* _Task instructions_: Hunt through the lines below for the string "toan" and copy each one that has it.

* _Page and application data records_:
┄┄┄┄┄┄

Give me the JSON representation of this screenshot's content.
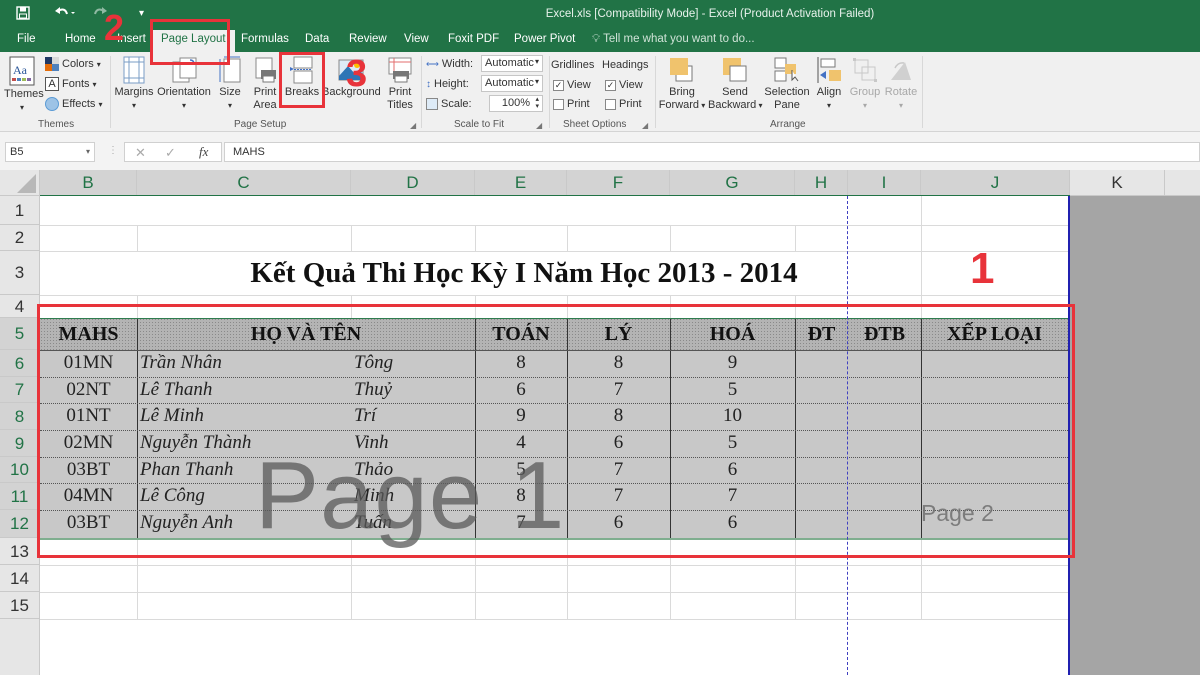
{
  "window": {
    "title": "Excel.xls  [Compatibility Mode] - Excel (Product Activation Failed)"
  },
  "quick_access": {
    "save_icon": "save-icon",
    "undo_icon": "undo-icon",
    "redo_icon": "redo-icon",
    "customize_icon": "customize-icon"
  },
  "tabs": [
    {
      "label": "File"
    },
    {
      "label": "Home"
    },
    {
      "label": "Insert"
    },
    {
      "label": "Page Layout",
      "active": true
    },
    {
      "label": "Formulas"
    },
    {
      "label": "Data"
    },
    {
      "label": "Review"
    },
    {
      "label": "View"
    },
    {
      "label": "Foxit PDF"
    },
    {
      "label": "Power Pivot"
    }
  ],
  "tell_me": "Tell me what you want to do...",
  "ribbon": {
    "themes": {
      "group_label": "Themes",
      "themes_label": "Themes",
      "colors_label": "Colors",
      "fonts_label": "Fonts",
      "effects_label": "Effects"
    },
    "page_setup": {
      "group_label": "Page Setup",
      "margins": "Margins",
      "orientation": "Orientation",
      "size": "Size",
      "print_area_1": "Print",
      "print_area_2": "Area",
      "breaks": "Breaks",
      "background": "Background",
      "print_titles_1": "Print",
      "print_titles_2": "Titles"
    },
    "scale_to_fit": {
      "group_label": "Scale to Fit",
      "width_label": "Width:",
      "width_value": "Automatic",
      "height_label": "Height:",
      "height_value": "Automatic",
      "scale_label": "Scale:",
      "scale_value": "100%"
    },
    "sheet_options": {
      "group_label": "Sheet Options",
      "gridlines": "Gridlines",
      "headings": "Headings",
      "view": "View",
      "print": "Print",
      "gridlines_view_checked": true,
      "gridlines_print_checked": false,
      "headings_view_checked": true,
      "headings_print_checked": false
    },
    "arrange": {
      "group_label": "Arrange",
      "bring_forward_1": "Bring",
      "bring_forward_2": "Forward",
      "send_backward_1": "Send",
      "send_backward_2": "Backward",
      "selection_pane_1": "Selection",
      "selection_pane_2": "Pane",
      "align": "Align",
      "group": "Group",
      "rotate": "Rotate"
    }
  },
  "formula_bar": {
    "name_box": "B5",
    "cancel_icon": "cancel-icon",
    "enter_icon": "enter-icon",
    "fx_label": "fx",
    "content": "MAHS"
  },
  "columns": [
    "B",
    "C",
    "D",
    "E",
    "F",
    "G",
    "H",
    "I",
    "J",
    "K"
  ],
  "rows": [
    "1",
    "2",
    "3",
    "4",
    "5",
    "6",
    "7",
    "8",
    "9",
    "10",
    "11",
    "12",
    "13",
    "14",
    "15"
  ],
  "sheet": {
    "title": "Kết Quả Thi Học Kỳ I Năm Học 2013 - 2014",
    "headers": {
      "mahs": "MAHS",
      "ho_va_ten": "HỌ VÀ TÊN",
      "toan": "TOÁN",
      "ly": "LÝ",
      "hoa": "HOÁ",
      "dt": "ĐT",
      "dtb": "ĐTB",
      "xep_loai": "XẾP LOẠI"
    },
    "records": [
      {
        "mahs": "01MN",
        "ho": "Trần Nhân",
        "ten": "Tông",
        "toan": "8",
        "ly": "8",
        "hoa": "9"
      },
      {
        "mahs": "02NT",
        "ho": "Lê Thanh",
        "ten": "Thuỷ",
        "toan": "6",
        "ly": "7",
        "hoa": "5"
      },
      {
        "mahs": "01NT",
        "ho": "Lê Minh",
        "ten": "Trí",
        "toan": "9",
        "ly": "8",
        "hoa": "10"
      },
      {
        "mahs": "02MN",
        "ho": "Nguyễn Thành",
        "ten": "Vinh",
        "toan": "4",
        "ly": "6",
        "hoa": "5"
      },
      {
        "mahs": "03BT",
        "ho": "Phan Thanh",
        "ten": "Thảo",
        "toan": "5",
        "ly": "7",
        "hoa": "6"
      },
      {
        "mahs": "04MN",
        "ho": "Lê Công",
        "ten": "Minh",
        "toan": "8",
        "ly": "7",
        "hoa": "7"
      },
      {
        "mahs": "03BT",
        "ho": "Nguyễn Anh",
        "ten": "Tuấn",
        "toan": "7",
        "ly": "6",
        "hoa": "6"
      }
    ],
    "page_watermarks": [
      "Page 1",
      "Page 2"
    ]
  },
  "annotations": [
    "1",
    "2",
    "3"
  ],
  "colors": {
    "excel_green": "#217346",
    "annotation_red": "#e8333a",
    "page_break_blue": "#2020b0",
    "table_fill": "#c8c8c8"
  }
}
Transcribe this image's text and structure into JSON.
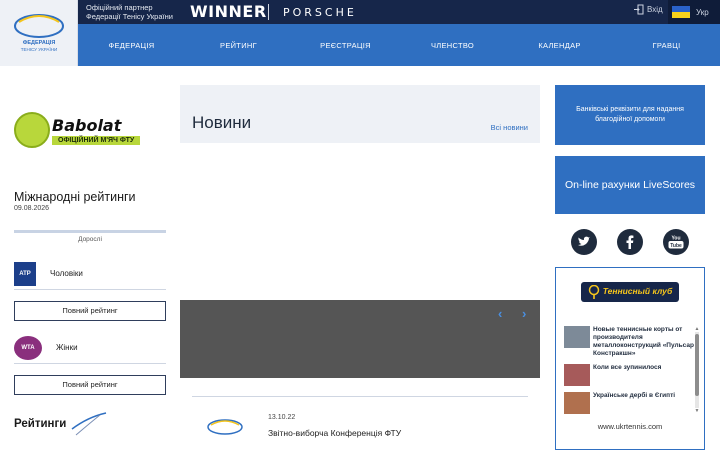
{
  "header": {
    "logo_text": "ФЕДЕРАЦІЯ ТЕНІСУ УКРАЇНИ",
    "partner_line1": "Офіційний партнер",
    "partner_line2": "Федерації Тенісу України",
    "sponsor1": "WINNER",
    "sponsor2": "PORSCHE",
    "login_label": "Вхід",
    "lang_label": "Укр",
    "flag_colors": [
      "#2a62c9",
      "#f7d21c"
    ]
  },
  "nav": {
    "items": [
      "ФЕДЕРАЦІЯ",
      "РЕЙТИНГ",
      "РЕЄСТРАЦІЯ",
      "ЧЛЕНСТВО",
      "КАЛЕНДАР",
      "ГРАВЦІ"
    ]
  },
  "left": {
    "babolat_brand": "Babolat",
    "babolat_tag": "ОФІЦІЙНИЙ М'ЯЧ ФТУ",
    "ratings_title": "Міжнародні рейтинги",
    "ratings_date": "09.08.2026",
    "ratings_tab": "Дорослі",
    "atp_badge": "ATP",
    "atp_label": "Чоловіки",
    "wta_badge": "WTA",
    "wta_label": "Жінки",
    "full_rating_button": "Повний рейтинг",
    "ratings2_title": "Рейтинги"
  },
  "center": {
    "news_title": "Новини",
    "all_news_link": "Всі новини",
    "news_item": {
      "date": "13.10.22",
      "title": "Звітно-виборча Конференція ФТУ",
      "thumb_text": "ФЕДЕРАЦІЯ ТЕНІСУ УКРАЇНИ"
    }
  },
  "right": {
    "bank_button": "Банківські реквізити для надання благодійної допомоги",
    "online_button": "On-line рахунки LiveScores",
    "social_icons": [
      "twitter-icon",
      "facebook-icon",
      "youtube-icon"
    ],
    "club_logo": "Теннисный клуб",
    "club_news": [
      "Новые теннисные корты от производителя металлоконструкций «Пульсар Констракшн»",
      "Коли все зупинилося",
      "Українське дербі в Єгипті"
    ],
    "club_url": "www.ukrtennis.com"
  },
  "colors": {
    "topbar": "#16264a",
    "nav": "#2f6fc1",
    "accent_green": "#b8d73b",
    "slider": "#555555"
  }
}
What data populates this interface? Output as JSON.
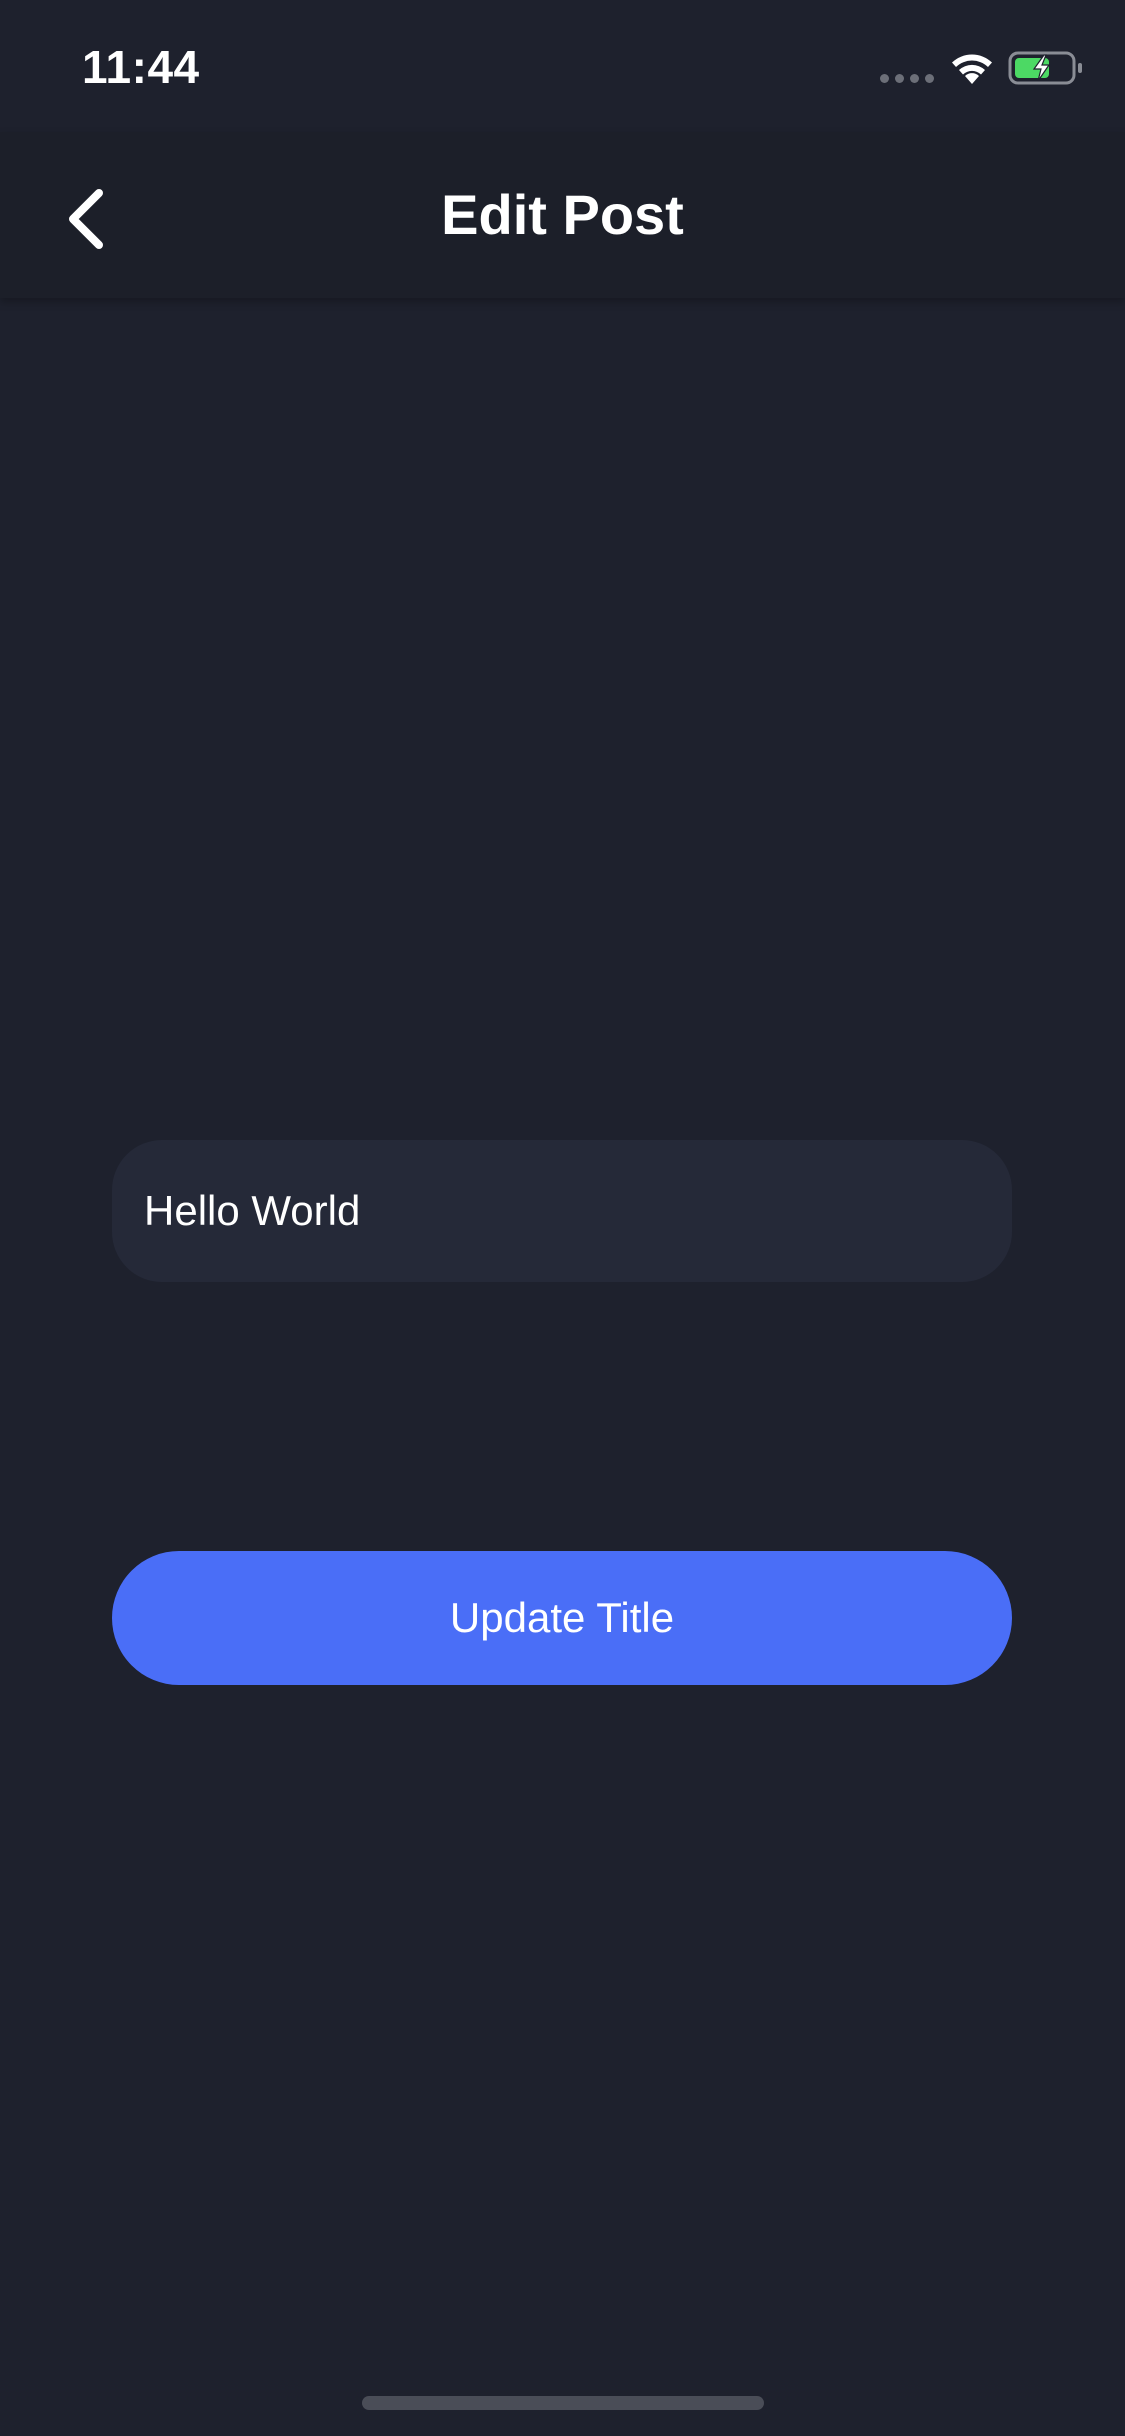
{
  "status_bar": {
    "time": "11:44",
    "icons": [
      "signal-dots-icon",
      "wifi-icon",
      "battery-charging-icon"
    ]
  },
  "nav": {
    "title": "Edit Post",
    "back_icon": "chevron-left-icon"
  },
  "form": {
    "title_input_value": "Hello World",
    "update_button_label": "Update Title"
  },
  "colors": {
    "background": "#1e212d",
    "nav_background": "#1c1f29",
    "input_background": "#252938",
    "button_accent": "#4a6ef7",
    "battery_fill": "#4cd964"
  }
}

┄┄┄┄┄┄

* _Answer below_:
      "toan": "TOÁN",
        "toan": "8",
        "toan": "6",
        "toan": "9",
        "toan": "4",
        "toan": "5",
        "toan": "8",
        "toan": "7",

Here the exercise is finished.